Data can easily become an addiction and so often, like a lamp post, rather then be illuminating it just becomes a prop, used to justify rather than inform. And after a while you want more and more of it until you finally become OCD (Obsessed with Collecting Data).
I am not the only one to raise the debate about data and how well it is used, Eric Ries, creator of the Lean Startup Movement and a Silicon Valley entrepreneur, has a name for the obsessive use of data just to look good, he calls it ‘Vanity Data‘. I call it Metricmania.
He’s not afraid to attack the scared cow of website hits and social media numbers. Some simple say he’s just pointing out the king is naked, something a growing number of marketers, cynical about our over belief in the power of digital to sell, will be pleased to hear. It’s time to rebalance things, and get things in perspective.
Big data, big headache
The trouble with big data, there is just too much to really get you head around and it’s easy to end up with paralysis through analysis. It’s no wonder clients are complaining about data overload and the costs involved in making any sense of it.
A recent research report I read claims clients are become more sceptical about metrics and are drifting away from models like econometrics, looking instead for alternative methods, psychology being one that actually gives you answer to the WHY and WHAT happens next?
But the real question is, does data really tell you what you need to know to dramatically improve your marketing, or are you spending 80% of your resource on just 20% of significance.
I suspect many clients are too busy worry about the data when it’s the basic they need to be looking at. For all the data you can analyse about digital ads (display not search) the one thing that will give you that 80% difference doesn’t sit in the data but in creativity. The most significant factor in effectiveness in digital ads is how good the creative is, the rest is just about rearranging the chairs. It’s obvious really, because that’s the bit that does the work of engaging the consumer.
You can write the worlds best joke but it takes a great comedian to make it funny.
“Facebook is a dinosaur”
Having just been speaking at the Inside the Creative Industries conference at Chester University, digital, data and new trends were the top subjects of debate. This is an area where you quickly discover people have strong belief systems and, like football fans, are totally evangelistic about what they believe.
One fan of Twitter declared it was the “greatest marketing invention of all time and Facebook was now a dinosaur.” No one doubts it’s a great tool to have in the marketing tool box for some brands, but the greatest marketing invention of all time?Well, it’s marketing so expect hype and over sell.
With data popping out of our ears no one is really questioning how good is the evaluation and what is it really telling us. More importantly, does it really help us understand the consumer? Theres a lot if talk about consumer behaviour, but even though looking at behaviour tells us WHAT people have repetitively done, do we know the WHY? More importantly, do we know WHAT they will do next? Especially if we change the situation, or something unpredictable happens, as us so often the case in markets.
If you’ve ever been to a fortune teller there’s nothing that leaves you feeling cheated than just being told your life history, you already know that.

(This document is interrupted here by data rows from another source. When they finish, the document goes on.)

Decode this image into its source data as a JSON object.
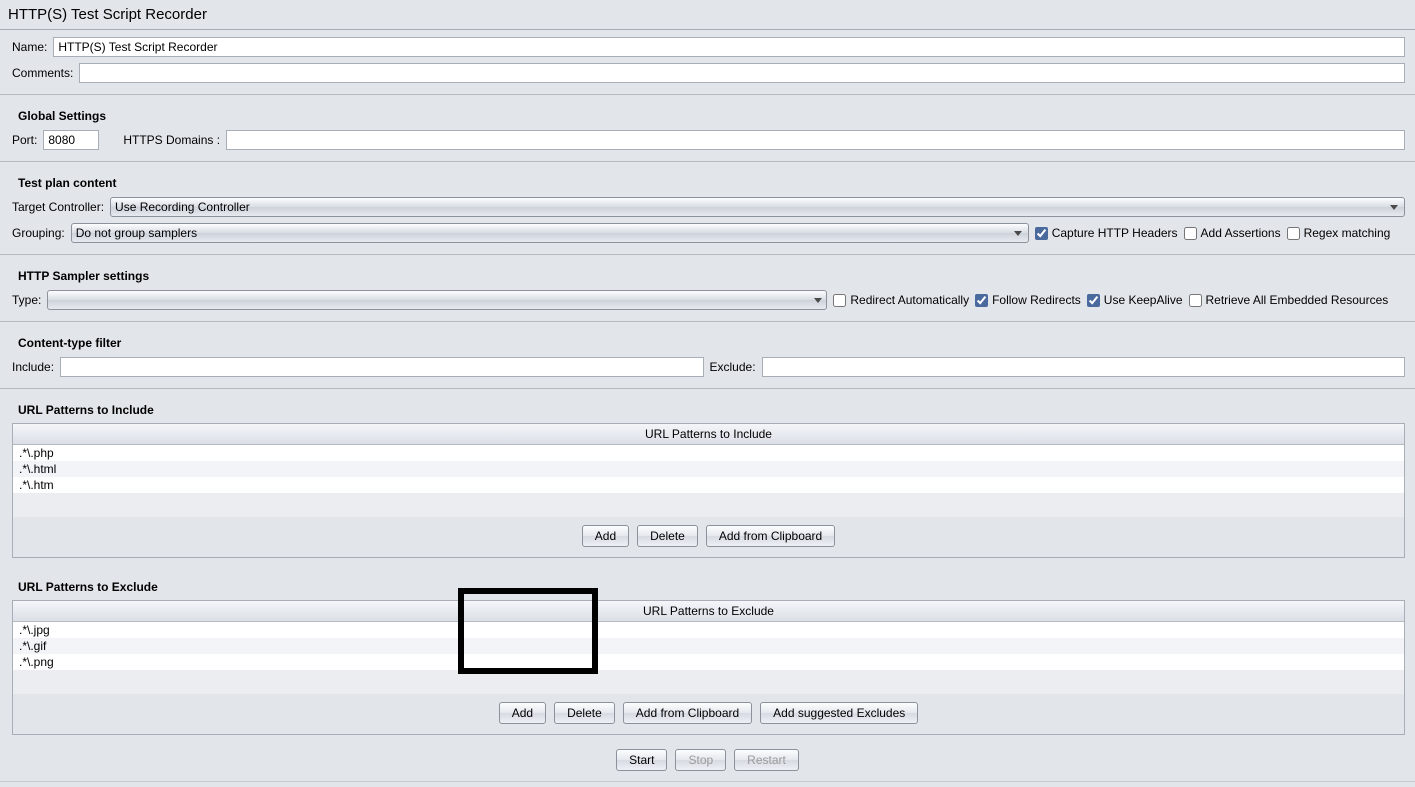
{
  "title": "HTTP(S) Test Script Recorder",
  "name": {
    "label": "Name:",
    "value": "HTTP(S) Test Script Recorder"
  },
  "comments": {
    "label": "Comments:",
    "value": ""
  },
  "global_settings": {
    "heading": "Global Settings",
    "port_label": "Port:",
    "port_value": "8080",
    "https_domains_label": "HTTPS Domains :",
    "https_domains_value": ""
  },
  "test_plan": {
    "heading": "Test plan content",
    "target_controller_label": "Target Controller:",
    "target_controller_value": "Use Recording Controller",
    "grouping_label": "Grouping:",
    "grouping_value": "Do not group samplers",
    "capture_headers_label": "Capture HTTP Headers",
    "capture_headers_checked": true,
    "add_assertions_label": "Add Assertions",
    "add_assertions_checked": false,
    "regex_matching_label": "Regex matching",
    "regex_matching_checked": false
  },
  "http_sampler": {
    "heading": "HTTP Sampler settings",
    "type_label": "Type:",
    "type_value": "",
    "redirect_auto_label": "Redirect Automatically",
    "redirect_auto_checked": false,
    "follow_redirects_label": "Follow Redirects",
    "follow_redirects_checked": true,
    "use_keepalive_label": "Use KeepAlive",
    "use_keepalive_checked": true,
    "retrieve_embedded_label": "Retrieve All Embedded Resources",
    "retrieve_embedded_checked": false
  },
  "content_type_filter": {
    "heading": "Content-type filter",
    "include_label": "Include:",
    "include_value": "",
    "exclude_label": "Exclude:",
    "exclude_value": ""
  },
  "patterns_include": {
    "heading": "URL Patterns to Include",
    "grid_header": "URL Patterns to Include",
    "rows": [
      ".*\\.php",
      ".*\\.html",
      ".*\\.htm"
    ],
    "btn_add": "Add",
    "btn_delete": "Delete",
    "btn_clipboard": "Add from Clipboard"
  },
  "patterns_exclude": {
    "heading": "URL Patterns to Exclude",
    "grid_header": "URL Patterns to Exclude",
    "rows": [
      ".*\\.jpg",
      ".*\\.gif",
      ".*\\.png"
    ],
    "btn_add": "Add",
    "btn_delete": "Delete",
    "btn_clipboard": "Add from Clipboard",
    "btn_suggested": "Add suggested Excludes"
  },
  "footer": {
    "btn_start": "Start",
    "btn_stop": "Stop",
    "btn_restart": "Restart"
  }
}
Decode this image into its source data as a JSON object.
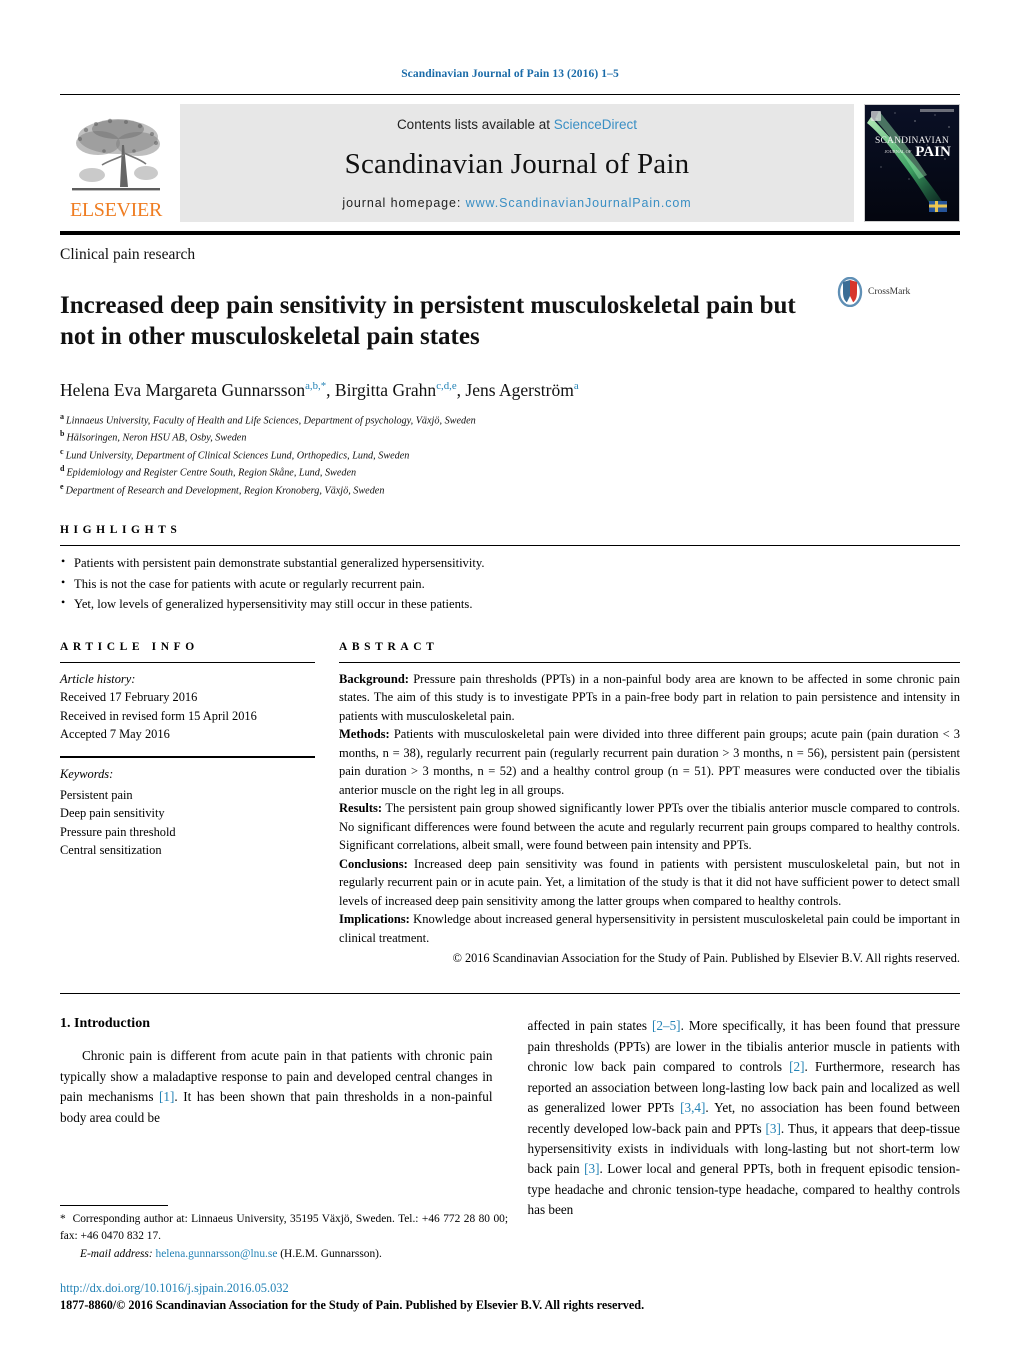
{
  "running_head": "Scandinavian Journal of Pain 13 (2016) 1–5",
  "masthead": {
    "contents_prefix": "Contents lists available at ",
    "sciencedirect": "ScienceDirect",
    "journal_name": "Scandinavian Journal of Pain",
    "homepage_prefix": "journal homepage: ",
    "homepage_url": "www.ScandinavianJournalPain.com",
    "publisher": "ELSEVIER",
    "cover_title_line1": "SCANDINAVIAN",
    "cover_title_line2": "JOURNAL OF",
    "cover_title_line3": "PAIN"
  },
  "article": {
    "kind": "Clinical pain research",
    "title": "Increased deep pain sensitivity in persistent musculoskeletal pain but not in other musculoskeletal pain states",
    "crossmark_label": "CrossMark",
    "authors": [
      {
        "name": "Helena Eva Margareta Gunnarsson",
        "marks": "a,b,",
        "star": "*"
      },
      {
        "name": "Birgitta Grahn",
        "marks": "c,d,e",
        "star": ""
      },
      {
        "name": "Jens Agerström",
        "marks": "a",
        "star": ""
      }
    ],
    "affiliations": [
      {
        "label": "a",
        "text": "Linnaeus University, Faculty of Health and Life Sciences, Department of psychology, Växjö, Sweden"
      },
      {
        "label": "b",
        "text": "Hälsoringen, Neron HSU AB, Osby, Sweden"
      },
      {
        "label": "c",
        "text": "Lund University, Department of Clinical Sciences Lund, Orthopedics, Lund, Sweden"
      },
      {
        "label": "d",
        "text": "Epidemiology and Register Centre South, Region Skåne, Lund, Sweden"
      },
      {
        "label": "e",
        "text": "Department of Research and Development, Region Kronoberg, Växjö, Sweden"
      }
    ]
  },
  "highlights": {
    "heading": "HIGHLIGHTS",
    "items": [
      "Patients with persistent pain demonstrate substantial generalized hypersensitivity.",
      "This is not the case for patients with acute or regularly recurrent pain.",
      "Yet, low levels of generalized hypersensitivity may still occur in these patients."
    ]
  },
  "article_info": {
    "heading": "ARTICLE INFO",
    "history_label": "Article history:",
    "history": [
      "Received 17 February 2016",
      "Received in revised form 15 April 2016",
      "Accepted 7 May 2016"
    ],
    "keywords_label": "Keywords:",
    "keywords": [
      "Persistent pain",
      "Deep pain sensitivity",
      "Pressure pain threshold",
      "Central sensitization"
    ]
  },
  "abstract": {
    "heading": "ABSTRACT",
    "sections": [
      {
        "label": "Background:",
        "text": " Pressure pain thresholds (PPTs) in a non-painful body area are known to be affected in some chronic pain states. The aim of this study is to investigate PPTs in a pain-free body part in relation to pain persistence and intensity in patients with musculoskeletal pain."
      },
      {
        "label": "Methods:",
        "text": " Patients with musculoskeletal pain were divided into three different pain groups; acute pain (pain duration < 3 months, n = 38), regularly recurrent pain (regularly recurrent pain duration > 3 months, n = 56), persistent pain (persistent pain duration > 3 months, n = 52) and a healthy control group (n = 51). PPT measures were conducted over the tibialis anterior muscle on the right leg in all groups."
      },
      {
        "label": "Results:",
        "text": " The persistent pain group showed significantly lower PPTs over the tibialis anterior muscle compared to controls. No significant differences were found between the acute and regularly recurrent pain groups compared to healthy controls. Significant correlations, albeit small, were found between pain intensity and PPTs."
      },
      {
        "label": "Conclusions:",
        "text": " Increased deep pain sensitivity was found in patients with persistent musculoskeletal pain, but not in regularly recurrent pain or in acute pain. Yet, a limitation of the study is that it did not have sufficient power to detect small levels of increased deep pain sensitivity among the latter groups when compared to healthy controls."
      },
      {
        "label": "Implications:",
        "text": " Knowledge about increased general hypersensitivity in persistent musculoskeletal pain could be important in clinical treatment."
      }
    ],
    "copyright": "© 2016 Scandinavian Association for the Study of Pain. Published by Elsevier B.V. All rights reserved."
  },
  "body": {
    "section_number_title": "1.  Introduction",
    "left_paragraph_parts": [
      "Chronic pain is different from acute pain in that patients with chronic pain typically show a maladaptive response to pain and developed central changes in pain mechanisms ",
      "[1]",
      ". It has been shown that pain thresholds in a non-painful body area could be"
    ],
    "right_paragraph_parts": [
      "affected in pain states ",
      "[2–5]",
      ". More specifically, it has been found that pressure pain thresholds (PPTs) are lower in the tibialis anterior muscle in patients with chronic low back pain compared to controls ",
      "[2]",
      ". Furthermore, research has reported an association between long-lasting low back pain and localized as well as generalized lower PPTs ",
      "[3,4]",
      ". Yet, no association has been found between recently developed low-back pain and PPTs ",
      "[3]",
      ". Thus, it appears that deep-tissue hypersensitivity exists in individuals with long-lasting but not short-term low back pain ",
      "[3]",
      ". Lower local and general PPTs, both in frequent episodic tension-type headache and chronic tension-type headache, compared to healthy controls has been"
    ]
  },
  "footnote": {
    "star": "*",
    "corresponding": "Corresponding author at: Linnaeus University, 35195 Växjö, Sweden. Tel.: +46 772 28 80 00; fax: +46 0470 832 17.",
    "email_label": "E-mail address:",
    "email": "helena.gunnarsson@lnu.se",
    "email_suffix": "(H.E.M. Gunnarsson)."
  },
  "footer": {
    "doi": "http://dx.doi.org/10.1016/j.sjpain.2016.05.032",
    "issn_line": "1877-8860/© 2016 Scandinavian Association for the Study of Pain. Published by Elsevier B.V. All rights reserved."
  },
  "colors": {
    "link": "#2382b5",
    "elsevier_orange": "#ef7d22",
    "masthead_grey": "#e7e7e7"
  }
}
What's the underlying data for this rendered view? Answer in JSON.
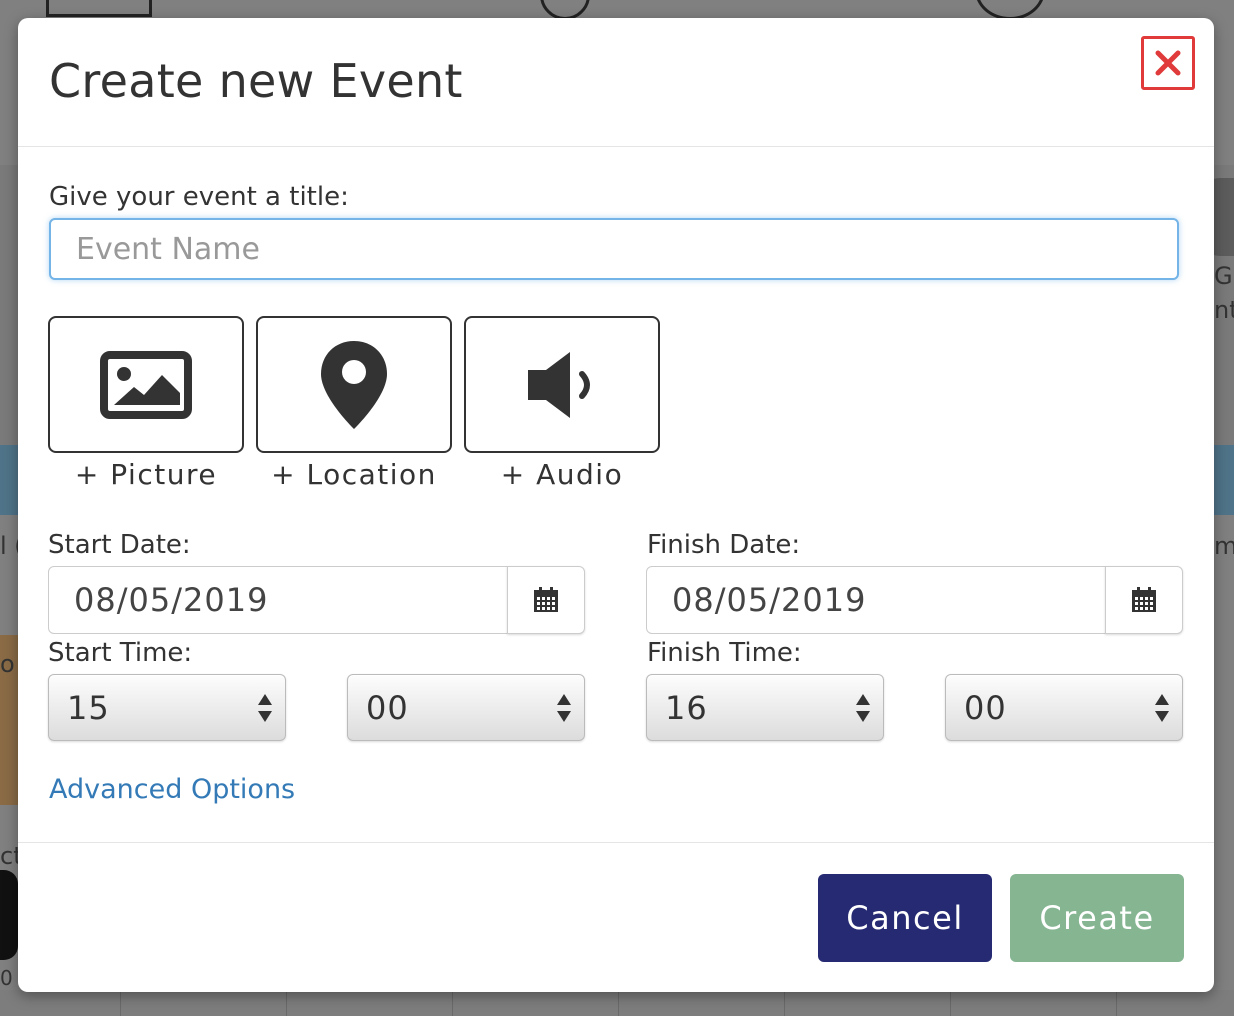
{
  "background": {
    "fragments": [
      "l (",
      "o",
      "Gr",
      "nt",
      "m",
      "ct",
      "0"
    ]
  },
  "modal": {
    "title": "Create new Event",
    "close_icon": "close-x-icon",
    "title_label": "Give your event a title:",
    "title_input": {
      "value": "",
      "placeholder": "Event Name"
    },
    "media": [
      {
        "label": "+ Picture",
        "icon": "picture-icon"
      },
      {
        "label": "+ Location",
        "icon": "map-marker-icon"
      },
      {
        "label": "+ Audio",
        "icon": "volume-icon"
      }
    ],
    "start_date": {
      "label": "Start Date:",
      "value": "08/05/2019",
      "icon": "calendar-icon"
    },
    "finish_date": {
      "label": "Finish Date:",
      "value": "08/05/2019",
      "icon": "calendar-icon"
    },
    "start_time": {
      "label": "Start Time:",
      "hour": "15",
      "minute": "00"
    },
    "finish_time": {
      "label": "Finish Time:",
      "hour": "16",
      "minute": "00"
    },
    "advanced_options": "Advanced Options",
    "buttons": {
      "cancel": "Cancel",
      "create": "Create"
    },
    "colors": {
      "cancel_bg": "#252a72",
      "create_bg": "#86b592",
      "close_red": "#e03a3a",
      "link": "#337ab7",
      "focus_border": "#74b4e6"
    }
  }
}
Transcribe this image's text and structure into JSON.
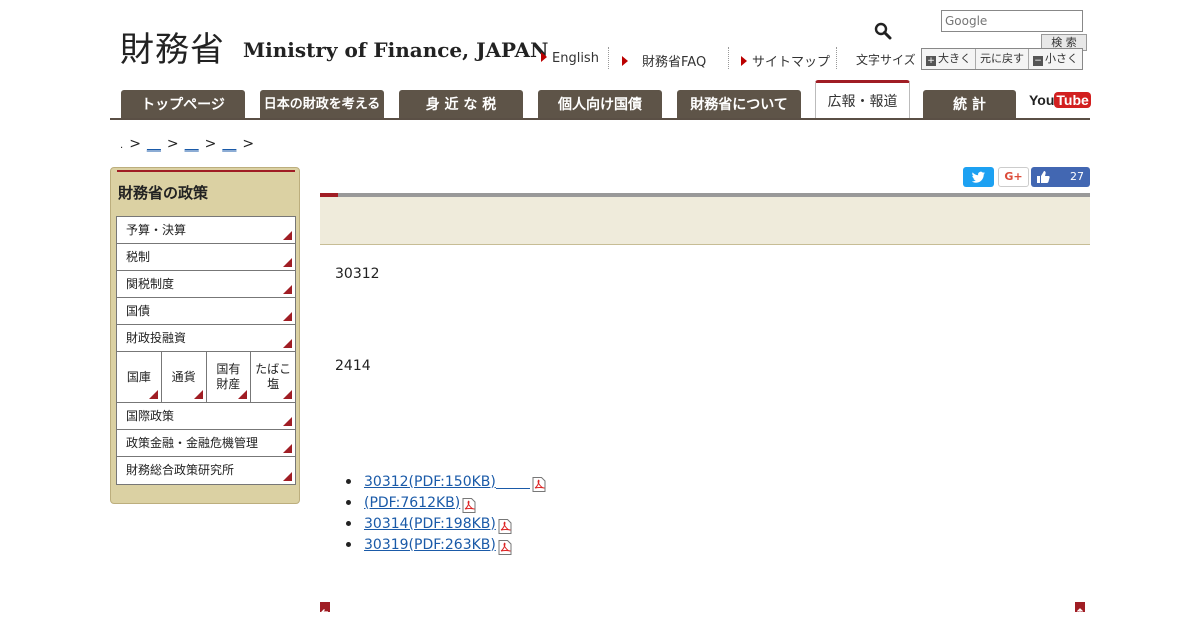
{
  "header": {
    "logo_kanji": "財務省",
    "logo_en": "Ministry of Finance, JAPAN",
    "search_placeholder": "Google",
    "search_button": "検 索",
    "util_links": [
      "English",
      "財務省FAQ",
      "サイトマップ"
    ],
    "fontsize_label": "文字サイズ",
    "fontsize_buttons": {
      "larger": "大きく",
      "reset": "元に戻す",
      "smaller": "小さく"
    }
  },
  "nav": {
    "tabs": [
      "トップページ",
      "日本の財政を考える",
      "身 近 な 税",
      "個人向け国債",
      "財務省について",
      "広報・報道",
      "統 計"
    ],
    "active_index": 5,
    "youtube_you": "You",
    "youtube_tube": "Tube"
  },
  "breadcrumb": {
    "lead": ".",
    "sep": ">",
    "items": [
      "__",
      "__",
      "__"
    ]
  },
  "sidebar": {
    "title": "財務省の政策",
    "items_top": [
      "予算・決算",
      "税制",
      "関税制度",
      "国債",
      "財政投融資"
    ],
    "grid": [
      "国庫",
      "通貨",
      "国有\n財産",
      "たばこ\n塩"
    ],
    "items_bottom": [
      "国際政策",
      "政策金融・金融危機管理",
      "財務総合政策研究所"
    ]
  },
  "social": {
    "gplus": "G+",
    "fb_count": "27"
  },
  "main": {
    "para1": "30312",
    "para2": "2414",
    "files": [
      "30312(PDF:150KB)",
      "(PDF:7612KB)",
      "30314(PDF:198KB)",
      "30319(PDF:263KB)"
    ]
  },
  "colors": {
    "accent_red": "#a01d24",
    "nav_brown": "#5e5448",
    "sidebar_tan": "#dbd1a3",
    "link_blue": "#1a5aa8"
  }
}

What you are paying for is to know the unpredictable – the future.
Of course data can predict the future if all things remain equal, I know my neighbour leaves his house at 7.30 everyday, so I can predict that next Tuesday he’ll do the sales. Unless he’s ill, or there’s a tube strike or he gets fired. Now how do you predict what happens next?
Observational data can tell us how many people are in the room, how they got here, how long they stay there and what they are doing. But what happens if a tiger walks into the room? Suddenly data can’t help.
Yet in the real world the unpredictable happens all the time, so we need less reflective information and more predictive. This is why psychology is coming back into play, because psychology not only tells you WHAT people will do (panic and run like hell), but also WHY they were there in the first place, WHAT are their motivations are… and HOW they feel bout tigers.
Being up at Chester University I was also asked to do a short talk about my favourite subject at the the moment, using psychology in marketing. About how to use NLP (AardVarK), which most sales people are training in these days. Enneagrams, which go back to Greek times and explain our emotional drivers (Emotivations) and the simplest tool in the box, the R&E Line which helps you map out the purchasing journey and explains the roles and relationship of creativity and information.
Armed with open minds, the students have no attachment to belief systems, current trends or are pressured to conform, they can see the logic of why psychology is a smarter way forward in a data overloaded environment.
Looking forward, businesses need to take a pragmatic approach and evaluate the value of what they pay for and ask the simple question, ‘does it deliver against real marketing objectives like sales, brand awareness or WOM’. I known we live in what has been called the ‘Numeric Society‘, But just using numbers to justify what you are doing to create a comfort zone is plain metricmania.
links: Psychology in marketing:
The Persuader: how to use emotional persuasion to win more business (Marcus Corah)